Choosing a surrogate is serious business, because proxies have real power. One study found that surrogates made some or all of the medical decisions during the patient’s stay in 82% of cases where one had been appointed5, and another found that patients with a proxy were significantly less likely to die in a hospital than those without one6. If you don’t choose one for yourself, one will be chosen for you; when no surrogate is named, state surrogacy statues are used to determine which family member will serve as a proxy and what the limits of their power are5.

living will
Speak now.

The uncertainty and intimacy of creating an AD, not to mention the morbid nature of the task, may contribute to why so few Americans actually complete one; as of 1991, less than 10% of American adults had completed an AD1, despite the fact that most hospitals ask if patients would like to fill one out, and most patients have some familiarity with AD and feel at least moderately positive about them2. Lots of factors determine whether or not a patient will prepare an AD. Age is the single biggest predictor of AD completion (patients over the age of 75 are 3.5 times as likely to have completed an AD than patients under 30), but race, education, and socioeconomic status also play a role5, as does the perceived health of the patient2. The better educated, wealthier, and sicker a patients is, the more likely they are to have prepared an AD2,5.

…and you can’t be disappointed.

Despite the possible discomfort of preparing one, there are clear benefits to having an AD. In a study assessing patients in an intensive care unit (ICU), AD increased the likelihood of the directive being discussed by medical staff with the patient or proxy, the patient’s expressed wishes being discussed, and the likelihood of the proxy initiating a discussion about the goal of care with medical staff (e.g. enforcing a DNR)5. Having an AD also significantly increased the chances that a patient received care that was in line with their preferences6. Not only can an AD improve a patient’s ability to control their end of life care, having an AD, specifically a DNR, can significantly improve the patient’s quality of life in the week before his or her death3.

While having an AD is better than not having one, in order for an AD to be useful, several additional measures have to be taken.
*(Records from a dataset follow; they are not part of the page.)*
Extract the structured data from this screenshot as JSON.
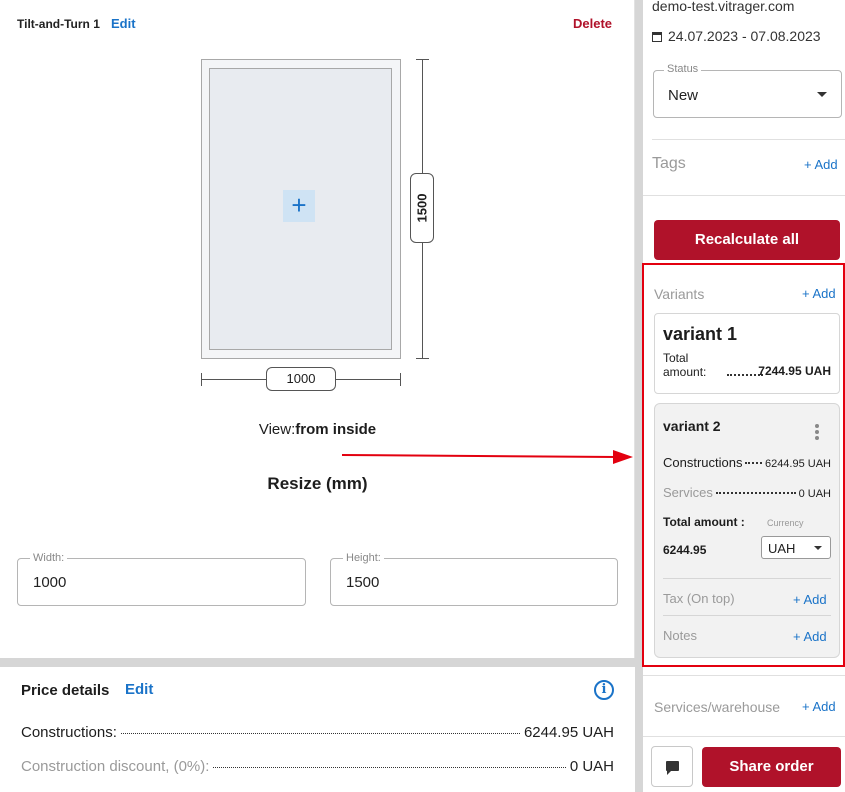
{
  "construction": {
    "title": "Tilt-and-Turn 1",
    "edit_label": "Edit",
    "delete_label": "Delete",
    "width_badge": "1000",
    "height_badge": "1500",
    "plus_glyph": "+",
    "view_prefix": "View:",
    "view_value": "from inside",
    "resize_title": "Resize (mm)",
    "width_field": {
      "label": "Width:",
      "value": "1000"
    },
    "height_field": {
      "label": "Height:",
      "value": "1500"
    }
  },
  "price_details": {
    "title": "Price details",
    "edit_label": "Edit",
    "info_glyph": "i",
    "rows": [
      {
        "label": "Constructions:",
        "value": "6244.95 UAH",
        "muted": false
      },
      {
        "label": "Construction discount, (0%):",
        "value": "0 UAH",
        "muted": true
      }
    ]
  },
  "sidebar": {
    "domain": "demo-test.vitrager.com",
    "dates": "24.07.2023 - 07.08.2023",
    "status": {
      "label": "Status",
      "value": "New"
    },
    "tags_label": "Tags",
    "add_label": "+ Add",
    "recalc_label": "Recalculate all",
    "variants_label": "Variants",
    "variant1": {
      "name": "variant 1",
      "total_label": "Total amount:",
      "total_value": "7244.95 UAH"
    },
    "variant2": {
      "name": "variant 2",
      "constructions_label": "Constructions",
      "constructions_value": "6244.95 UAH",
      "services_label": "Services",
      "services_value": "0 UAH",
      "total_label": "Total amount :",
      "total_value": "6244.95",
      "currency_label": "Currency",
      "currency_value": "UAH",
      "tax_label": "Tax (On top)",
      "notes_label": "Notes"
    },
    "services_warehouse_label": "Services/warehouse",
    "share_label": "Share order"
  },
  "colors": {
    "accent_blue": "#1a73c8",
    "brand_red": "#b0122a",
    "highlight_red": "#e3000f"
  }
}
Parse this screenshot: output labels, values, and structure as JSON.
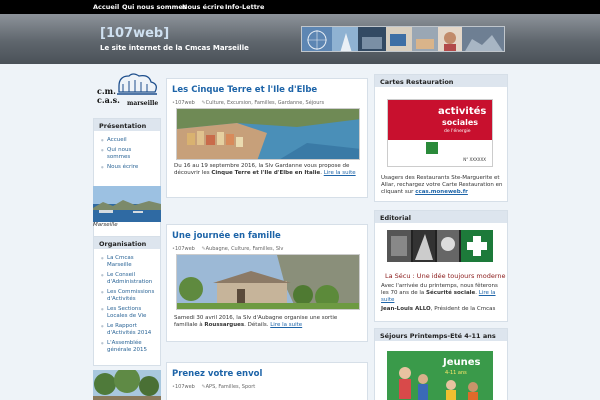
{
  "nav": {
    "items": [
      {
        "label": "Accueil"
      },
      {
        "label": "Qui nous sommes"
      },
      {
        "label": "Nous écrire"
      },
      {
        "label": "Info-Lettre"
      }
    ]
  },
  "header": {
    "title": "[107web]",
    "description": "Le site internet de la Cmcas Marseille"
  },
  "logo": {
    "line1": "c.m.",
    "line2": "c.a.s.",
    "city": "marseille"
  },
  "presentation": {
    "title": "Présentation",
    "items": [
      {
        "label": "Accueil"
      },
      {
        "label": "Qui nous sommes"
      },
      {
        "label": "Nous écrire"
      }
    ]
  },
  "marseille_photo": {
    "caption": "Marseille"
  },
  "organisation": {
    "title": "Organisation",
    "items": [
      {
        "label": "La Cmcas Marseille"
      },
      {
        "label": "Le Conseil d'Administration"
      },
      {
        "label": "Les Commissions d'Activités"
      },
      {
        "label": "Les Sections Locales de Vie"
      },
      {
        "label": "Le Rapport d'Activités 2014"
      },
      {
        "label": "L'Assemblée générale 2015"
      }
    ]
  },
  "posts": [
    {
      "title": "Les Cinque Terre et l'Ile d'Elbe",
      "author": "107web",
      "tags": "Culture, Excursion, Familles, Gardanne, Séjours",
      "excerpt_pre": "Du 16 au 19 septembre 2016, la Slv Gardanne vous propose de découvrir les ",
      "excerpt_bold": "Cinque Terre et l'Ile d'Elbe en Italie",
      "excerpt_post": ". ",
      "more": "Lire la suite"
    },
    {
      "title": "Une journée en famille",
      "author": "107web",
      "tags": "Aubagne, Culture, Familles, Slv",
      "excerpt_pre": "Samedi 30 avril 2016, la Slv d'Aubagne organise une sortie familiale à ",
      "excerpt_bold": "Roussargues",
      "excerpt_post": ". Détails. ",
      "more": "Lire la suite"
    },
    {
      "title": "Prenez votre envol",
      "author": "107web",
      "tags": "APS, Familles, Sport"
    }
  ],
  "restauration": {
    "title": "Cartes Restauration",
    "card_line1": "activités",
    "card_line2": "sociales",
    "card_sub": "de l'énergie",
    "card_number": "N° XXXXXX",
    "text": "Usagers des Restaurants Ste-Marguerite et Allar, rechargez votre Carte Restauration en cliquant sur ",
    "link": "ccas.moneweb.fr"
  },
  "editorial": {
    "title": "Editorial",
    "headline": "La Sécu : Une idée toujours moderne",
    "text_pre": "Avec l'arrivée du printemps, nous fêterons les 70 ans de la ",
    "text_bold": "Sécurité sociale",
    "text_post": ". ",
    "more": "Lire la suite",
    "author_name": "Jean-Louis ALLO",
    "author_role": ", Président de la Cmcas"
  },
  "sejours": {
    "title": "Séjours Printemps-Eté 4-11 ans",
    "poster_text": "Jeunes",
    "poster_sub": "4-11 ans"
  },
  "colors": {
    "nav_bg": "#000000",
    "link": "#1d64a8",
    "box_title_bg": "#dde5ee",
    "page_bg": "#eef3f8"
  }
}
Most critically, the AD must be presented to the treating hospital and be included in the patient’s chart. Otherwise it has no effect; it may as well not exist5. Careful selection of a proxy, and clear communication with them about their role and responsibilities are also essential, as is informing other family and friends of your wishes, to avoid conflict later on4.

This is important stuff. Vital, even (yes, pun intended). Because the grim truth is that there’s a decent chance of needing an AD; a study on Americans over 60 found that over 40% required medical decision-making, and over 70% of those were incapacitated6. An AD could well be the only way of ensuring that our final wishes are followed, and it is definitely the only way to give our family and friends the peace of mind that comes with knowing that we were treated as we would have wanted. From this point of view, a living will is a gift to ourselves and the ones we love.


  1. Annas, GJ. 1991. The health care proxy and the living will. New England Journal of Medicine, 324: 1211-1213.
  1. Douglas, R & HN Brown. 2002. Patients’ attitudes toward advance directives. Journal of Nursing Scholarship, 34: 61-65.
  1. Garrido, MM, TA Balboni, PK Maciejewski, Y Bao, & HG Prigerson. 2015. Quality of life and cost of care at the end of life: the role of advance directives. Journal of Pain and Symptom Management, 49: 828-835.
  1. McMahan, RD, SJ Knight, TR Fried, & RL Sudore. 2013. Advance care planning beyond advance directives: perspectives from patient and surrogates. Journal of Pain and Symptom Management, 46: 355-365.
  1. Shapiro, S. 2015. Do advance directives direct? Journal of Health Politics, Policy, and Law, 40: 487-530.
  1. Silveira, MJ, SYH Kim, KM Langa. 2010. Advance directives and outcomes of surrogate decision making before death. New England Journal of Medicine, 362: 1211-1240.

Image source: Creative Commons, https://pixabay.com/en/hand-writing-pen-people-author-325321/